§ **Action item**:
Tally up the lines below that include the word "name". Answer with the number alone.

(Data records for software interfaces)
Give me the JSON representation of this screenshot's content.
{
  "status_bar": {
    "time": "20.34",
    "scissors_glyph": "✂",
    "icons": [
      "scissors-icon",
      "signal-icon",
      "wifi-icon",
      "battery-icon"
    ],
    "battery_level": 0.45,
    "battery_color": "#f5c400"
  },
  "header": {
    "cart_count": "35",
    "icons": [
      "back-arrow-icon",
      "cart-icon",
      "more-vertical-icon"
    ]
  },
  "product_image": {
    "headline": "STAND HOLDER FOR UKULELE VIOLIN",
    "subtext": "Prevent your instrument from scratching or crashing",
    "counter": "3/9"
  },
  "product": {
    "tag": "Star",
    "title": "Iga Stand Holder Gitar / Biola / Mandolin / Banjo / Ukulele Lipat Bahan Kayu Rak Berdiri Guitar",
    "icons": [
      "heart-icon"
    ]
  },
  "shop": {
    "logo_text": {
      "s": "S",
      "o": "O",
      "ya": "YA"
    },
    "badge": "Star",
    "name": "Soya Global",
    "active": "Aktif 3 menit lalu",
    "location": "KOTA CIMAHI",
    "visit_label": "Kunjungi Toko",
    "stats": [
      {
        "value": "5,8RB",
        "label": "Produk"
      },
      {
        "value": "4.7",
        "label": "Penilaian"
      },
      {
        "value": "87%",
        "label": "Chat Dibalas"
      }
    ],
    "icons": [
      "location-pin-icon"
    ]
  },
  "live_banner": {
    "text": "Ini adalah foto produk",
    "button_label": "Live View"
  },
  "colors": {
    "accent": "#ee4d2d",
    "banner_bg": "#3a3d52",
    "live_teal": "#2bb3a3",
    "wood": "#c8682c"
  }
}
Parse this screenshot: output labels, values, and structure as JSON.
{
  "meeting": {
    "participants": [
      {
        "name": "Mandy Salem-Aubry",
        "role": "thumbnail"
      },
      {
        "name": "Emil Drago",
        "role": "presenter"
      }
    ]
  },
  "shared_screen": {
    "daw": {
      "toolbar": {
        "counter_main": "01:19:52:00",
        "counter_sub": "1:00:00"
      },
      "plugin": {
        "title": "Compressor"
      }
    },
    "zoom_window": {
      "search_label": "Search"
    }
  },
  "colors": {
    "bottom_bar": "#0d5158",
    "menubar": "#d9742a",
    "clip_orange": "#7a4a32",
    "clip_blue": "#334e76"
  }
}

§ **Response to this task**:
3